Volunteers are invaluable at the food bank, Judd said. Each year volunteers from the community give some 60,000 hours of their time feeding thousands of residents. This includes 60 Ford Credit volunteers who donate an average of 500 hours preparing meals and packing food boxes.

"Without exception, after team members have their first experience at the food bank, they are eager to go a second and third time," Judd said.

Additionally, the office holds an annual canned food drive in which employees donate a couple of cans each to the food bank. The drive has become a competition between departments, with the winning team being treated to a pizza party.

"Our efforts have produced donations over the last two years of approximately 2,000 pounds of canned food for distribution to the disadvantaged in the Dallas area," he said.

The Salvation Army
Christmastime belongs to the Salvation Army.

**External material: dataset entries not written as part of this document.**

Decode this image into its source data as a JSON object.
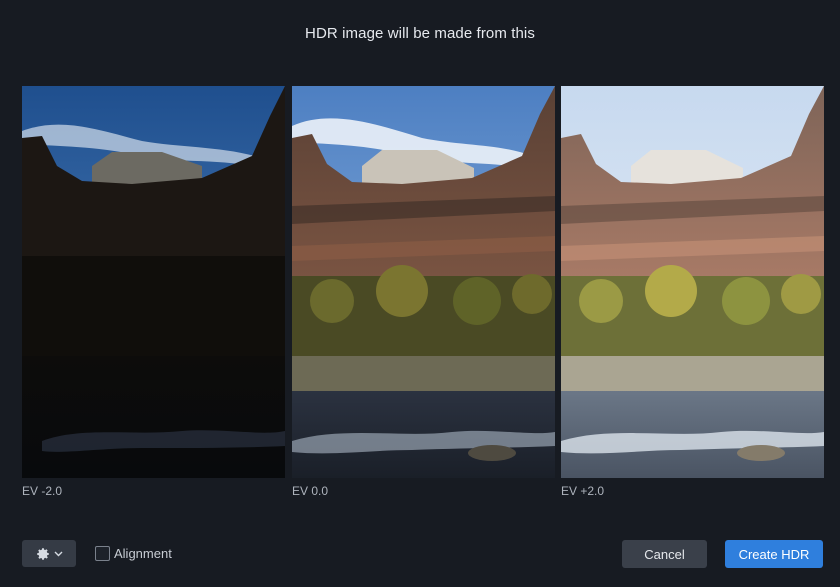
{
  "dialog": {
    "title": "HDR image will be made from this"
  },
  "exposures": [
    {
      "label": "EV -2.0"
    },
    {
      "label": "EV 0.0"
    },
    {
      "label": "EV +2.0"
    }
  ],
  "footer": {
    "settings_icon": "gear-icon",
    "dropdown_icon": "chevron-down-icon",
    "alignment_label": "Alignment",
    "alignment_checked": false,
    "cancel_label": "Cancel",
    "create_label": "Create HDR"
  },
  "colors": {
    "background": "#171b22",
    "accent": "#2f7fdd"
  }
}
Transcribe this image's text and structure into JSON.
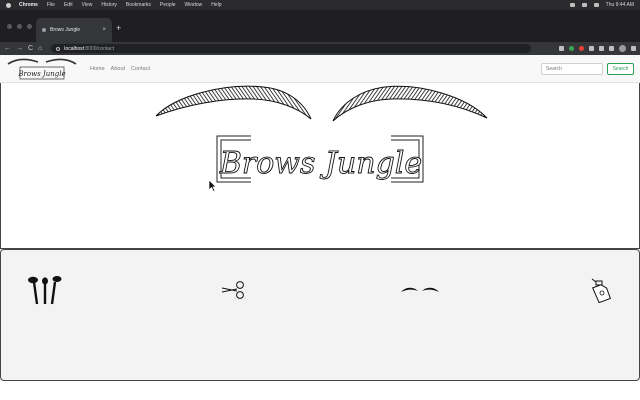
{
  "menubar": {
    "app": "Chrome",
    "items": [
      "File",
      "Edit",
      "View",
      "History",
      "Bookmarks",
      "People",
      "Window",
      "Help"
    ],
    "clock": "Thu 9:44 AM"
  },
  "browser": {
    "tab_title": "Brows Jungle",
    "new_tab": "+",
    "url_host": "localhost",
    "url_path": ":8000/contact",
    "back": "←",
    "forward": "→",
    "reload": "C",
    "home": "⌂"
  },
  "site": {
    "brand_text": "Brows Jungle",
    "nav": [
      "Home",
      "About",
      "Contact"
    ],
    "search_placeholder": "Search",
    "search_button": "Search"
  },
  "hero": {
    "logo_text": "Brows Jungle"
  },
  "services": {
    "icons": [
      "makeup-brushes-icon",
      "scissors-icon",
      "eyebrows-icon",
      "spray-bottle-icon"
    ]
  },
  "colors": {
    "accent_green": "#2e9e59",
    "panel_bg": "#f3f3f3",
    "chrome_dark": "#35363a"
  }
}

From volunteer bellringers to corporate donors, the Salvation Army relies on worldwide goodwill to make sure the poorest families have food and gifts for the holidays.

Tables with assorted baskets and items with a sheet of paper positioned in front of each item

In North Texas, Judd organizes teams to participate in an Angel Adoption program for his colleagues who are posted at nearby malls asking shoppers to adopt and buy gifts for an "angel"—a local child. The volunteers explain the process of purchasing and returning the gifts to a Salvation Army office or warehouse.

Judd estimates that his office sends about 40 volunteers over the course of a few weeks each year, donating annually about 200 community service hours.

Additionally, Ford Credit team created its own Angel Adoption project in which employees have given more than 450 gifts valued at $6,000 to about 60 children.

Gary Judd wearing a blue T-shirt stands with four females in front of a North Texas Food Bank sign

"In most instances, the gifts the team provided make up Christmas for these children."

JDRF Dallas
Ford Credit employees have been having fun raising money for JDRF. From paying for the privilege of wearing shorts to work, enjoying a plate of loaded nachos prepared by the fellow employees during Cinco de Mayo or participating in an annual silent basket auction, the team has thought up unique ways to support type 1 diabetes research.

In five years, the team has raised $3,500 for JDRF. Its biggest effort is the annual auction of gift baskets where employees ask local merchants to donate their products or services. A typical year will see about 30 baskets on the auction table, earning about $1,300 total. Last year, however, they set a record: 60 baskets, raising $2,500.

"Paying for the option of wearing a hat or shorts to the office is a very popular event. This started as a summer event, but it has morphed into year-round. We can count on raising about $1,000 from people wanting to be comfortable at work in the Texas heat."

For Judd, being a giver was meant to be. He grew up with a single mom who struggled to make ends meet, yet he never knew. He always had food and clean clothes and enough to pay Little League fees and Boy Scout dues.

"I didn't learn until later that mom got help from our extended family and friends and our church," he said. "And that's why my grandfather's lessons resonate as they do. When everyone shares, no one goes without.

Managed by the Ford Motor Company Fund, the Ford Volunteer Corps is a global network of Ford employees and retirees who have contributed more than 1.7 million volunteer hours in community service projects since 2005. To celebrate 15 years of serving communities around the world, Ford Fund is recognizing 15 Ford Volunteer Corps All Stars—Ford employees who are dedicated to community service, and go above and beyond in their efforts to help people in need.